> _Records to use_
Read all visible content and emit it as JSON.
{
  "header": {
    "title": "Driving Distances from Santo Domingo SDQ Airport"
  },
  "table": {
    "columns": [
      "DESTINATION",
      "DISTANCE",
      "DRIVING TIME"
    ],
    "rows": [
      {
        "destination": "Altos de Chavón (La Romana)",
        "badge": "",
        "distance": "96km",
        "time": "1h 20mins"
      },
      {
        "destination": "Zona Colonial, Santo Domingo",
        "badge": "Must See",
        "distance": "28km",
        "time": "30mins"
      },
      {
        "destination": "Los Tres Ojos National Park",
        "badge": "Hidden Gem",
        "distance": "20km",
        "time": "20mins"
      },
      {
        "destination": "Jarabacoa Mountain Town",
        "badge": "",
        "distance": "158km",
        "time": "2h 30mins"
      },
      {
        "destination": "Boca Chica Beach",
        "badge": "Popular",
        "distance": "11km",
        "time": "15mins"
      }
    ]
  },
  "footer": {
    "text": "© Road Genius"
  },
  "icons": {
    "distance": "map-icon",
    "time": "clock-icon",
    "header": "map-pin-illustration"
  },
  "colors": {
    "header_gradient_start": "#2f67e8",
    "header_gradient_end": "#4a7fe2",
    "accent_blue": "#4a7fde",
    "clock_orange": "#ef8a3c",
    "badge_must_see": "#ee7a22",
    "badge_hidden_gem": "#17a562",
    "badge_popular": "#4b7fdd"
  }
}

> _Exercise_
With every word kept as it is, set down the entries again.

> _Task answer_
Read all visible content and emit it as JSON.
{
  "header": {
    "title": "Driving Distances from Santo Domingo SDQ Airport"
  },
  "table": {
    "columns": [
      "DESTINATION",
      "DISTANCE",
      "DRIVING TIME"
    ],
    "rows": [
      {
        "destination": "Altos de Chavón (La Romana)",
        "badge": "",
        "distance": "96km",
        "time": "1h 20mins"
      },
      {
        "destination": "Zona Colonial, Santo Domingo",
        "badge": "Must See",
        "distance": "28km",
        "time": "30mins"
      },
      {
        "destination": "Los Tres Ojos National Park",
        "badge": "Hidden Gem",
        "distance": "20km",
        "time": "20mins"
      },
      {
        "destination": "Jarabacoa Mountain Town",
        "badge": "",
        "distance": "158km",
        "time": "2h 30mins"
      },
      {
        "destination": "Boca Chica Beach",
        "badge": "Popular",
        "distance": "11km",
        "time": "15mins"
      }
    ]
  },
  "footer": {
    "text": "© Road Genius"
  },
  "icons": {
    "distance": "map-icon",
    "time": "clock-icon",
    "header": "map-pin-illustration"
  },
  "colors": {
    "header_gradient_start": "#2f67e8",
    "header_gradient_end": "#4a7fe2",
    "accent_blue": "#4a7fde",
    "clock_orange": "#ef8a3c",
    "badge_must_see": "#ee7a22",
    "badge_hidden_gem": "#17a562",
    "badge_popular": "#4b7fdd"
  }
}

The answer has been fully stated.